My wife and I are planning to buy a 3 bedroom apartment in Axbridge with a mortgage. We would like to retain our Axbridge conveyancer, however the bank says he's not on their "panel". We have to appoint one of the lender panel firms or continue with our Axbridge property lawyer and pay for one of their panel ones to represent them. We consider that this is unjust; is there anything we can do?
Unfortunately,no. Your mortgage offer is subject to its terms and conditions, one of which will be that lawyers will on the bank’s conveyancing panel. Until recently, most lenders had large numbers of law firms on their panels: a borrower could choose one for themselves, as long as it was on the lender's panel. The lender would then simply instruct the borrower's lawyers to act for the lender, too. You can use your lender's panel lawyers or you could borrow from another lender which does not restrict your choice. A further alternative is for your Axbridge conveyancing solicitor to apply to be on the conveyancing panel.
My husband and I intend to remortgage our penthouse in Axbridge with Principality. We have a son 19 who lives at home. Our solicitor requested us to identify anyone over the age of 17 other than ourselves who lives in the flat. Our lawyer has now e-mailed a document for our son to sign, giving up any rights in the event that the flat is forfeited by the lender. I have two questions (1) Is this form unique to the Principality conveyancing panel as he did not need to sign this form when we remortgaged 3 years ago (2) Does our son by signing this giving up his rights to inherit the property?
First, rest assured that your Principality conveyancing panel solicitor is doing the right thing as it is established procedure for any occupier who is aged 17 or over to sign the necessary Consent Form, which is purely to state that any rights he has in the property are postponed and secondary to Principality. This is solely used to protect Principality if the property were re-possessed so that in such circumstances, your son would be legally obliged to leave. It does not impact your son’s right to inherit the apartment. Please note that if your son were to inherit and the mortgage in favour of Principality had not been discharged, he would be liable to take over the loan or pay it off, but other than that, there is nothing stopping him from keeping the property in accordance with your will or the rules of intestacy.

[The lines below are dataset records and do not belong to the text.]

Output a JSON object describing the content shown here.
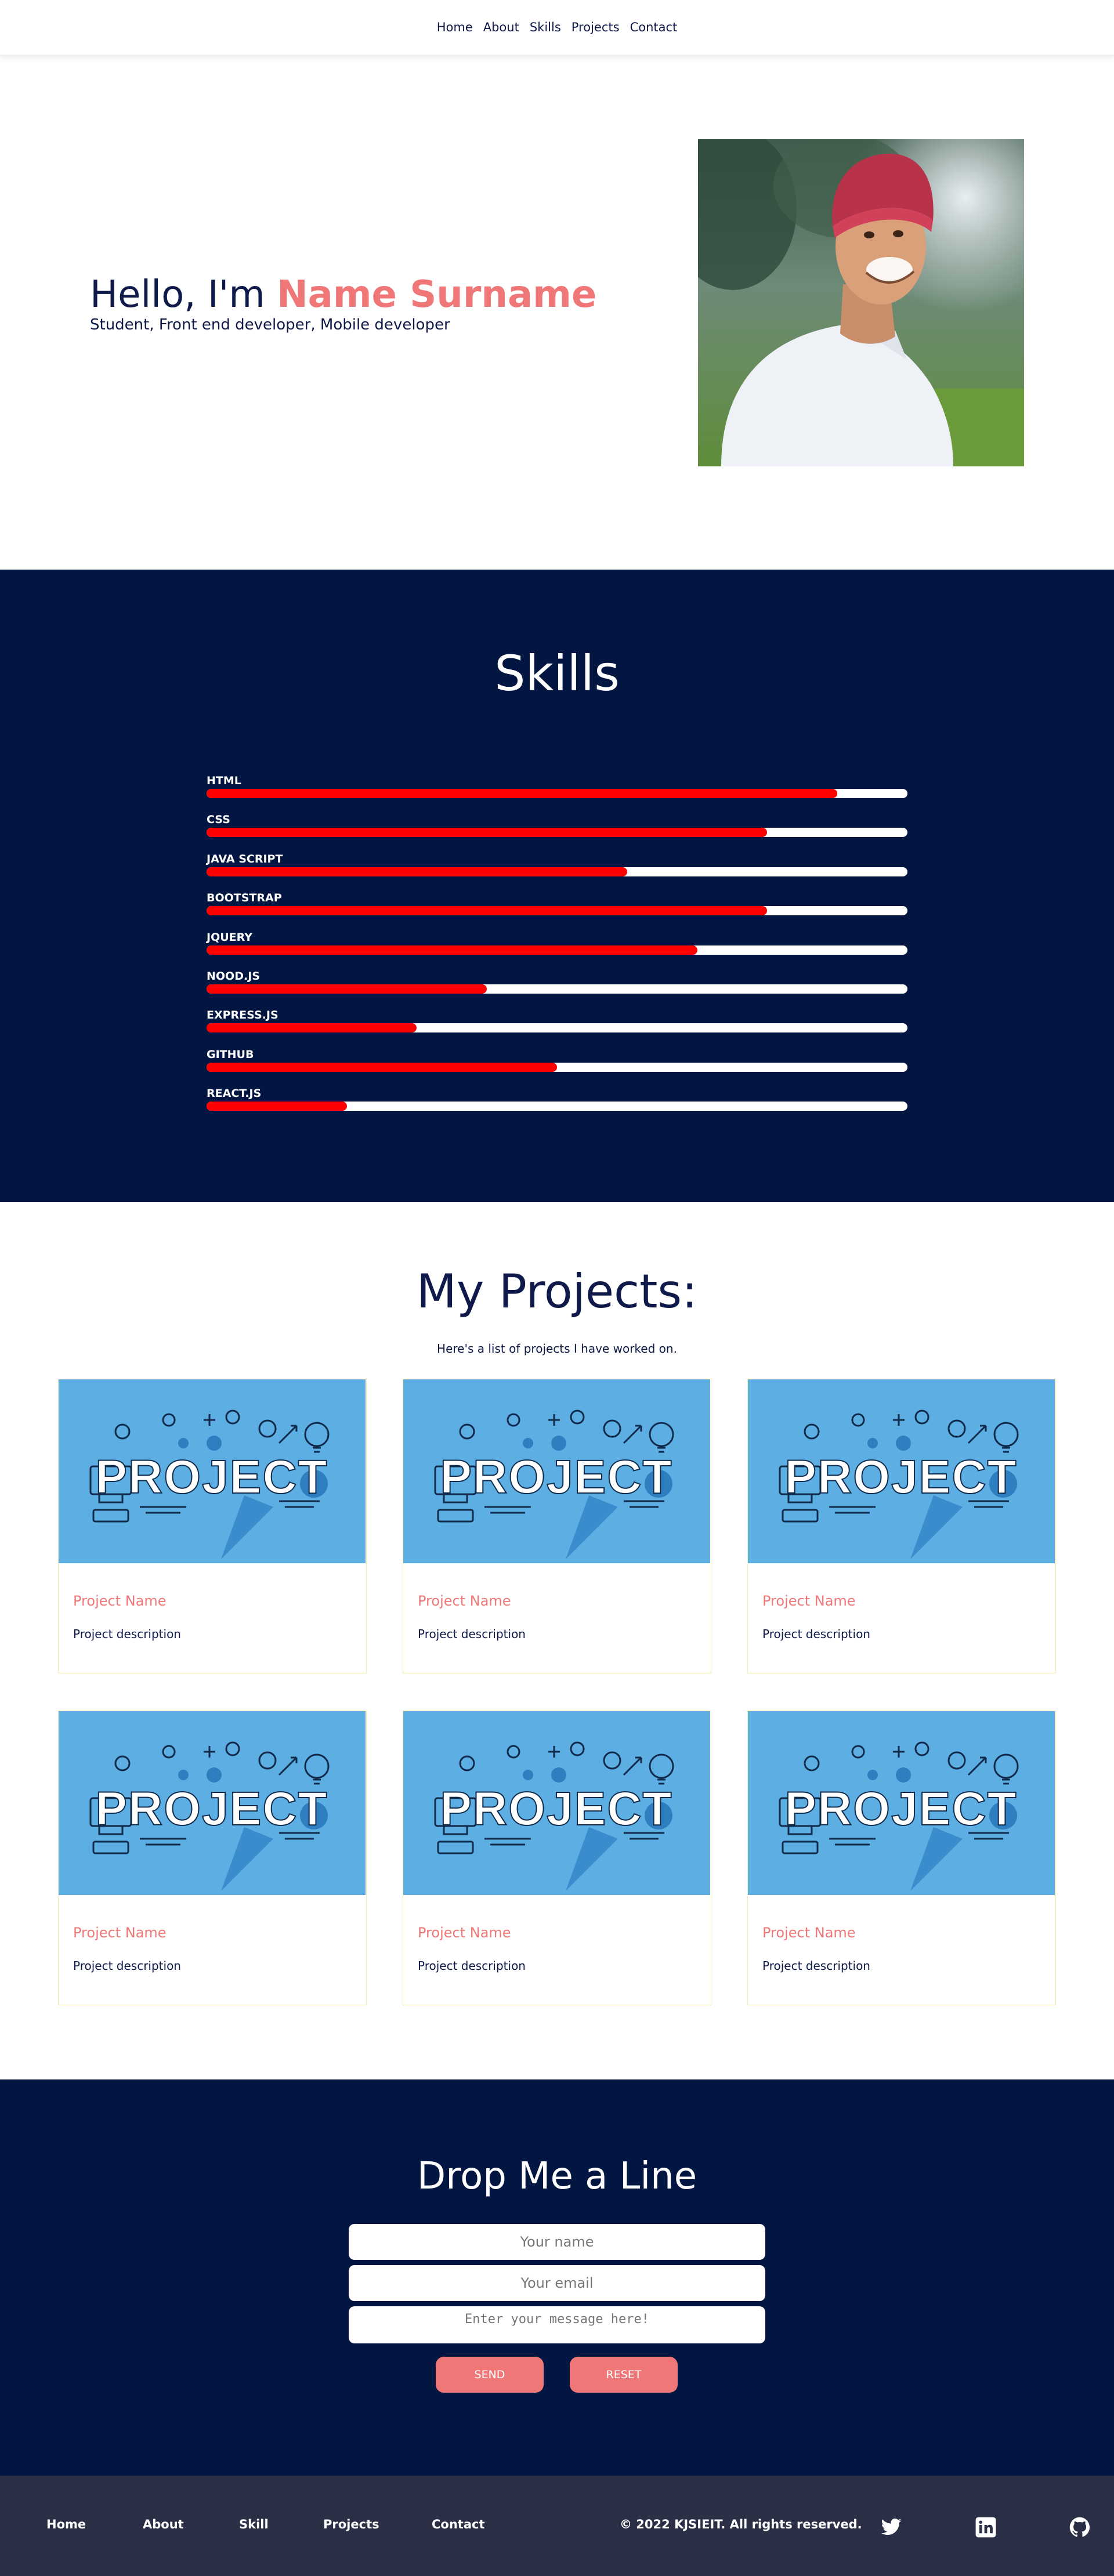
{
  "nav": {
    "items": [
      "Home",
      "About",
      "Skills",
      "Projects",
      "Contact"
    ]
  },
  "hero": {
    "greeting": "Hello, I'm ",
    "name": "Name Surname",
    "subtitle": "Student, Front end developer, Mobile developer",
    "photo_icon": "portrait-photo"
  },
  "skills": {
    "title": "Skills",
    "items": [
      {
        "label": "HTML",
        "level": 0.9
      },
      {
        "label": "CSS",
        "level": 0.8
      },
      {
        "label": "JAVA SCRIPT",
        "level": 0.6
      },
      {
        "label": "BOOTSTRAP",
        "level": 0.8
      },
      {
        "label": "JQUERY",
        "level": 0.7
      },
      {
        "label": "NOOD.JS",
        "level": 0.4
      },
      {
        "label": "EXPRESS.JS",
        "level": 0.3
      },
      {
        "label": "GITHUB",
        "level": 0.5
      },
      {
        "label": "REACT.JS",
        "level": 0.2
      }
    ]
  },
  "projects": {
    "title": "My Projects:",
    "subtitle": "Here's a list of projects I have worked on.",
    "cards": [
      {
        "name": "Project Name",
        "description": "Project description",
        "image_text": "PROJECT"
      },
      {
        "name": "Project Name",
        "description": "Project description",
        "image_text": "PROJECT"
      },
      {
        "name": "Project Name",
        "description": "Project description",
        "image_text": "PROJECT"
      },
      {
        "name": "Project Name",
        "description": "Project description",
        "image_text": "PROJECT"
      },
      {
        "name": "Project Name",
        "description": "Project description",
        "image_text": "PROJECT"
      },
      {
        "name": "Project Name",
        "description": "Project description",
        "image_text": "PROJECT"
      }
    ]
  },
  "contact": {
    "title": "Drop Me a Line",
    "name_placeholder": "Your name",
    "email_placeholder": "Your email",
    "message_placeholder": "Enter your message here!",
    "send_label": "SEND",
    "reset_label": "RESET"
  },
  "footer": {
    "links": [
      "Home",
      "About",
      "Skill",
      "Projects",
      "Contact"
    ],
    "copyright": "© 2022 KJSIEIT. All rights reserved.",
    "social_icons": [
      "twitter-icon",
      "linkedin-icon",
      "github-icon"
    ]
  },
  "colors": {
    "navy": "#031642",
    "accent": "#f07777",
    "skill_fill": "#ff0000",
    "project_bg": "#5daee3",
    "footer_bg": "#2a2f45"
  }
}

What can a local search tell me regarding the house I am purchasing in Axbridge?
Axbridge conveyancing often starts with the submitting local authority searches directly from your local Authority or via a personal search company such as Xpress Legal The local search plays an important role in many a Axbridge conveyancing purchase; that is if you wish to avoid any nasty once you have moved into your property. The search should provide data on, amongst other things, details on planning applications applicable to the premises (whether granted or refused), building control history, any enforcement action, restrictions on permitted development, nearby road schemes, contaminated land and radon gas; in all a total of thirteen topic sections.
I am buying my first flat in Axbridge benefiting from help to buy. The builders would not move on the price so I negotiated £7000 of extras instead. The sale representative advised me not inform my solicitor about this deal as it will impact my mortgage with the bank. Is this normal?.

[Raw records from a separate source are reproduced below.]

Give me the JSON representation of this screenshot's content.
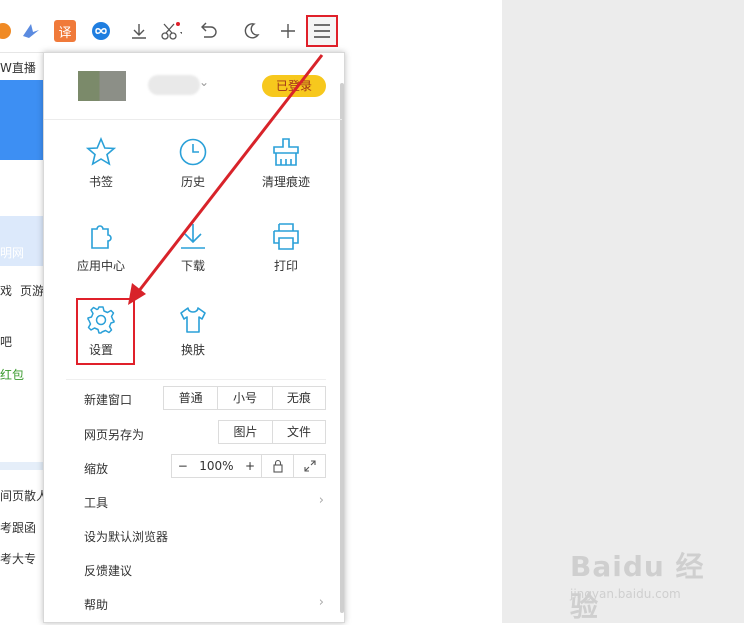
{
  "toolbar": {
    "icons": [
      "orange-app-icon",
      "bird-icon",
      "translate-icon",
      "infinity-icon",
      "download-icon",
      "scissors-icon",
      "undo-icon",
      "moon-icon",
      "plus-icon",
      "menu-icon"
    ],
    "translate_label": "译"
  },
  "background_page": {
    "live_text": "W直播",
    "side_text_1": "明网",
    "side_text_2": "戏",
    "side_text_3": "页游",
    "side_text_4": "吧",
    "side_text_5": "红包",
    "side_text_6": "间页散人",
    "side_text_7": "考跟函",
    "side_text_8": "考大专"
  },
  "menu": {
    "login_badge": "已登录",
    "grid": [
      {
        "label": "书签",
        "icon": "star-icon"
      },
      {
        "label": "历史",
        "icon": "clock-icon"
      },
      {
        "label": "清理痕迹",
        "icon": "broom-icon"
      },
      {
        "label": "应用中心",
        "icon": "puzzle-icon"
      },
      {
        "label": "下载",
        "icon": "download-icon"
      },
      {
        "label": "打印",
        "icon": "printer-icon"
      },
      {
        "label": "设置",
        "icon": "gear-icon"
      },
      {
        "label": "换肤",
        "icon": "shirt-icon"
      }
    ],
    "new_window": {
      "label": "新建窗口",
      "options": [
        "普通",
        "小号",
        "无痕"
      ]
    },
    "save_page": {
      "label": "网页另存为",
      "options": [
        "图片",
        "文件"
      ]
    },
    "zoom": {
      "label": "缩放",
      "minus": "−",
      "value": "100%",
      "plus": "+"
    },
    "tools": "工具",
    "default_browser": "设为默认浏览器",
    "feedback": "反馈建议",
    "help": "帮助"
  },
  "watermark": {
    "brand": "Baidu 经验",
    "sub": "jingyan.baidu.com"
  },
  "colors": {
    "accent": "#2aa0d8",
    "highlight": "#e0202a",
    "badge": "#f7c81d"
  }
}
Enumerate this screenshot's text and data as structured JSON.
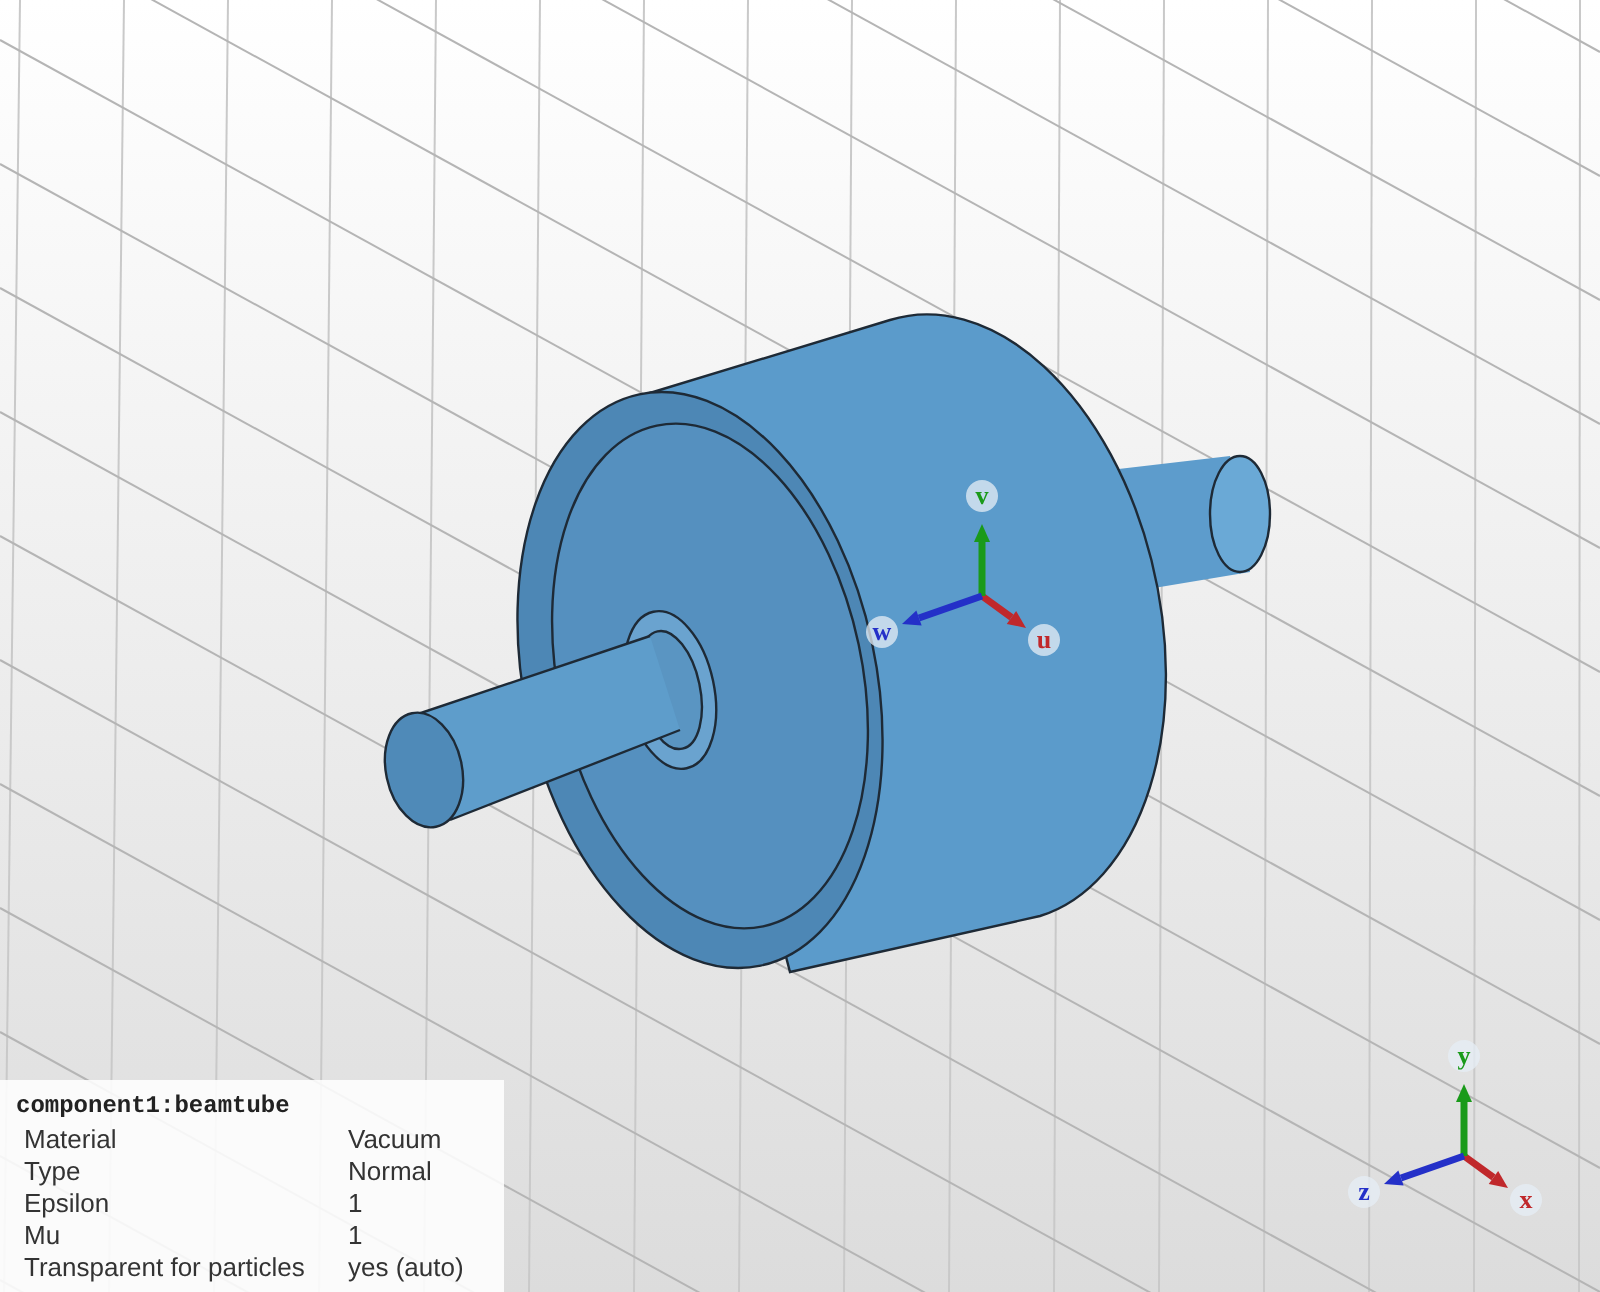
{
  "local_axes": [
    "u",
    "v",
    "w"
  ],
  "global_axes": [
    "x",
    "y",
    "z"
  ],
  "info_panel": {
    "title": "component1:beamtube",
    "rows": [
      {
        "label": "Material",
        "value": "Vacuum"
      },
      {
        "label": "Type",
        "value": "Normal"
      },
      {
        "label": "Epsilon",
        "value": "1"
      },
      {
        "label": "Mu",
        "value": "1"
      },
      {
        "label": "Transparent for particles",
        "value": "yes (auto)"
      }
    ]
  }
}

All lenders require a Disclosure of Incentives Form from the builder of any new build, converted or renovated property, It is available online from the Lenders’ Handbook page on the CML website. CML form is completed and handed to the lender's surveyor when the inspection is done.
Lenders have different policies on incentives. Some accept none at all, cash or physical, while others will accept cash incentives up to 5%.

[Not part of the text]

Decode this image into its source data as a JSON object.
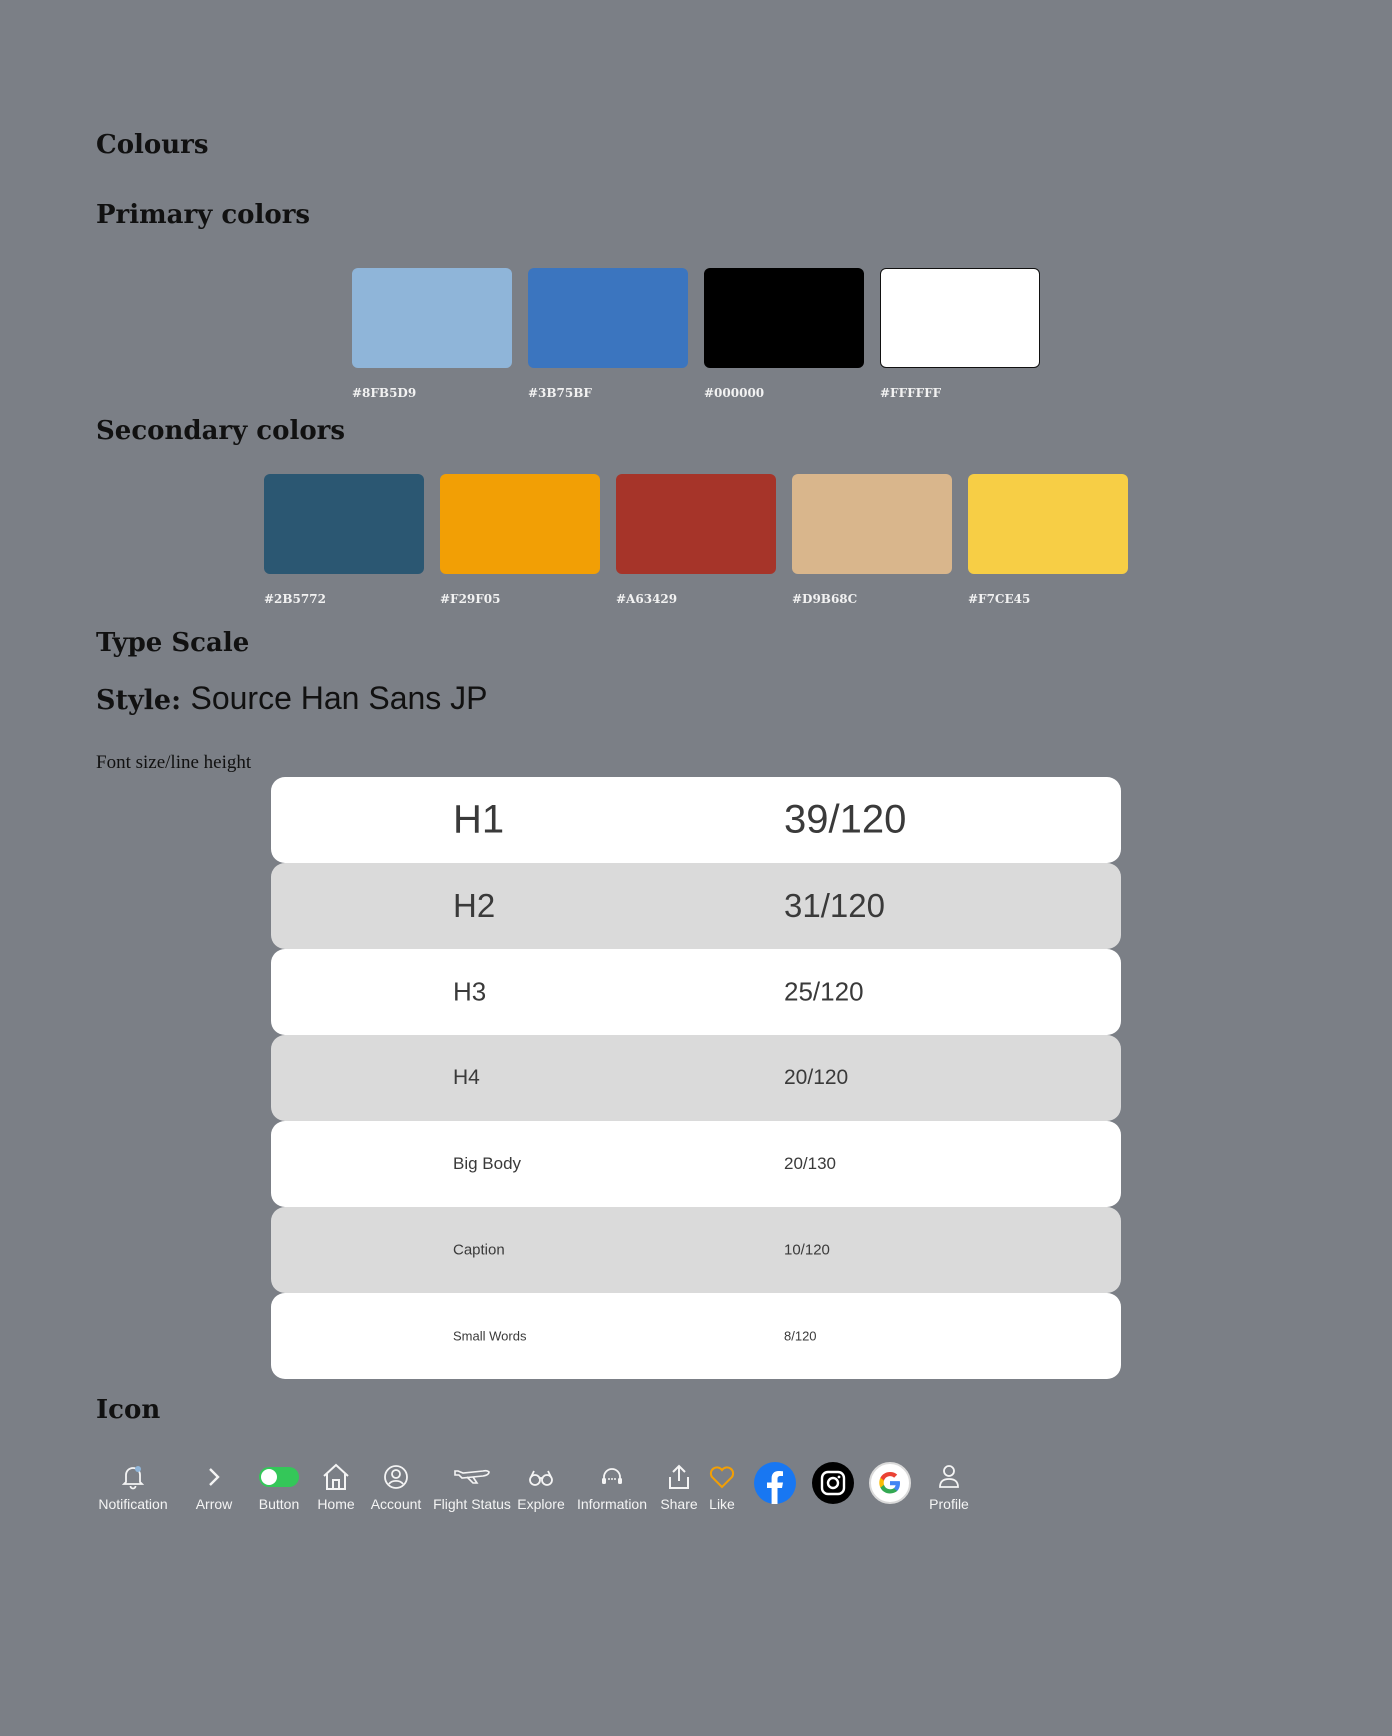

Hard to understand why the representative of a builder would be suggesting you withold information from a solicitor when all this will be clearly visible on forms the builder has to supply to its solicitor, the buyer's solicitor and the surveyor.
Yesterday I discovered that there is a flying freehold issue on a property I put an offer in a fortnight ago in what should have been a simple, no chain conveyancing. Axbridge is the location of the property. Can you offer any opinion?
Flying freeholds in Axbridge are not the norm but are more likely to exist in relation to terraced houses. Even where you use a solicitor outside Axbridge you would need to get your solicitor to go through the deeds diligently. Your lender may require your conveyancing solicitor to take out an indemnity policy. Some of the more diligent conveyancing solicitors in Axbridge may determine that this is not enough and that the deeds be re-written to give you the most up to date legal protection. If so, the next door neighbour also had to sign up to the revised deeds.It is possible that your lender will not accept the situation so the sooner you find out the better. You should also check with your insurance broker as to whether they will insure a flying freehold residence.